YOUR INSTRUCTIONS: Track down every line below that holds "count" and copy it.

[Dataset rows describing interfaces]

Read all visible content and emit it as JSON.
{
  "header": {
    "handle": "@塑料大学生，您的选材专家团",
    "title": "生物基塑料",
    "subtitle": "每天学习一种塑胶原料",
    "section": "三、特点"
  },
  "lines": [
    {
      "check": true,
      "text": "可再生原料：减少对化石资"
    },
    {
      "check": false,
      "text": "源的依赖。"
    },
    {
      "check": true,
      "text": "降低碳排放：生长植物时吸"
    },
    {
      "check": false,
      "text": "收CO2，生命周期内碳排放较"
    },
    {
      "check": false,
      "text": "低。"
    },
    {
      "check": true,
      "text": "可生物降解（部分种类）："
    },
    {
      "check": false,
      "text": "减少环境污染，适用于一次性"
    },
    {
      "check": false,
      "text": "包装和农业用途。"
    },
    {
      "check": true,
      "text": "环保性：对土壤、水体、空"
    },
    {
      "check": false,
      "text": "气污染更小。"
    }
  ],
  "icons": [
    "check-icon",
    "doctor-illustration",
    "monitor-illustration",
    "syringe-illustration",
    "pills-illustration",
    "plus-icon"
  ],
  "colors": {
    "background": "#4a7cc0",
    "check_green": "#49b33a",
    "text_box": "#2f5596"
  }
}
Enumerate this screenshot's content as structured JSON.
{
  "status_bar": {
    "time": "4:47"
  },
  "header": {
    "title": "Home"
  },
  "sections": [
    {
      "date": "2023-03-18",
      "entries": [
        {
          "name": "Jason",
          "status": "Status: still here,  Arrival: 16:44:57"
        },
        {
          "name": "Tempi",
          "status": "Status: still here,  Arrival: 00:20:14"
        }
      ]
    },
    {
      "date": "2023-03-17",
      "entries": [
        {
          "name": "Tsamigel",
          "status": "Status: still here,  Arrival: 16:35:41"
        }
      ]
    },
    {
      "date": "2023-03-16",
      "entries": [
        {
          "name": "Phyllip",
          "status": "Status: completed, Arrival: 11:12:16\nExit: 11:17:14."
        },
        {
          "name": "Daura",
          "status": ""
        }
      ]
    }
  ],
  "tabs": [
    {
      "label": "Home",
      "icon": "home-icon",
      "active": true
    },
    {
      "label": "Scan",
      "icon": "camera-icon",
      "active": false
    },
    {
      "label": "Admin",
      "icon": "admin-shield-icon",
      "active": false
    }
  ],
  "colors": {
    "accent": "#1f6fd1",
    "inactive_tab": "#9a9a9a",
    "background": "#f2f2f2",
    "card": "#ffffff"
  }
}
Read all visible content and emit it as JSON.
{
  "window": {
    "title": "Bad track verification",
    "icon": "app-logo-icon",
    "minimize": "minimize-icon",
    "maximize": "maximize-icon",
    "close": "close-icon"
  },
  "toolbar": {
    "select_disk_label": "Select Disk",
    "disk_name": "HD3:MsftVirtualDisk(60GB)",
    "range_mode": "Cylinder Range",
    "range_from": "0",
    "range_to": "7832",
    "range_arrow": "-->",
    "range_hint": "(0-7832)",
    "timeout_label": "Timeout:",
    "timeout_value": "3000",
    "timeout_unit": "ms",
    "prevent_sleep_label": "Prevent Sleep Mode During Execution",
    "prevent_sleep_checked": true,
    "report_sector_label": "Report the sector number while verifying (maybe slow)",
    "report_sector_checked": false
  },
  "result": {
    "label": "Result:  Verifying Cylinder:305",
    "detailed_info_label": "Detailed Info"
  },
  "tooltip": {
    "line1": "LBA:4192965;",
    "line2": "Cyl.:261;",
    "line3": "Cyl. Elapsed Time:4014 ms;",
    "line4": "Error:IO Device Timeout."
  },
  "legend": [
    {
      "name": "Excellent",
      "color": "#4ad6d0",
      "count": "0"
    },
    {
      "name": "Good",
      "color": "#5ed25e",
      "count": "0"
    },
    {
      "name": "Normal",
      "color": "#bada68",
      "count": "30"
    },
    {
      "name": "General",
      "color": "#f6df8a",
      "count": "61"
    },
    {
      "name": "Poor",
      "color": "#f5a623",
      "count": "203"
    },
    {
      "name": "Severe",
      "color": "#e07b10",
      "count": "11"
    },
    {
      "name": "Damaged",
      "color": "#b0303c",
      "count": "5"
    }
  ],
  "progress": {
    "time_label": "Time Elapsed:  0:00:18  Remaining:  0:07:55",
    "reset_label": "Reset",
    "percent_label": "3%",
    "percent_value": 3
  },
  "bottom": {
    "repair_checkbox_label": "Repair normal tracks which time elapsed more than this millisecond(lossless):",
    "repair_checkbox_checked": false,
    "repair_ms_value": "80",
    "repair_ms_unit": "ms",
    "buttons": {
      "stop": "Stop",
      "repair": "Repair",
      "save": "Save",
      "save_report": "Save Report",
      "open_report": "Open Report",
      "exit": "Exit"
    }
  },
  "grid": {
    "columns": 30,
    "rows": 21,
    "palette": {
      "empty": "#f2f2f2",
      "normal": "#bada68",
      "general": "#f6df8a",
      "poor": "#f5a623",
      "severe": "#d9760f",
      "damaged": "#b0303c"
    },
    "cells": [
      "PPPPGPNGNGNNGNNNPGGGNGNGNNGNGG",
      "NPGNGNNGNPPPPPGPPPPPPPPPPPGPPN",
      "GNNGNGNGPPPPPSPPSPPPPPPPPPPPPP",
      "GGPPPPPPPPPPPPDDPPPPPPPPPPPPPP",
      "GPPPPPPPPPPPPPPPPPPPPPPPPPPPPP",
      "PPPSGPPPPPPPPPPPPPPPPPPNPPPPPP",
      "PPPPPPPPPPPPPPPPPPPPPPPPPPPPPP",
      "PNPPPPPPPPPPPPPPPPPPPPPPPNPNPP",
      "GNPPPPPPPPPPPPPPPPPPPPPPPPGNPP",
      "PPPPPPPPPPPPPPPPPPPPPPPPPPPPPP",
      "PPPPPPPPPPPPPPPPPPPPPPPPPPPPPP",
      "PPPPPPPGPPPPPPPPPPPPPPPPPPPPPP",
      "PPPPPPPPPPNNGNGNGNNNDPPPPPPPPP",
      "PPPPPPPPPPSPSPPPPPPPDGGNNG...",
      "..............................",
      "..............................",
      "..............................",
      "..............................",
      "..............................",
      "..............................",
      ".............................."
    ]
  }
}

EXERCISE ANSWER:
      "count": "0"
      "count": "0"
      "count": "30"
      "count": "61"
      "count": "203"
      "count": "11"
      "count": "5"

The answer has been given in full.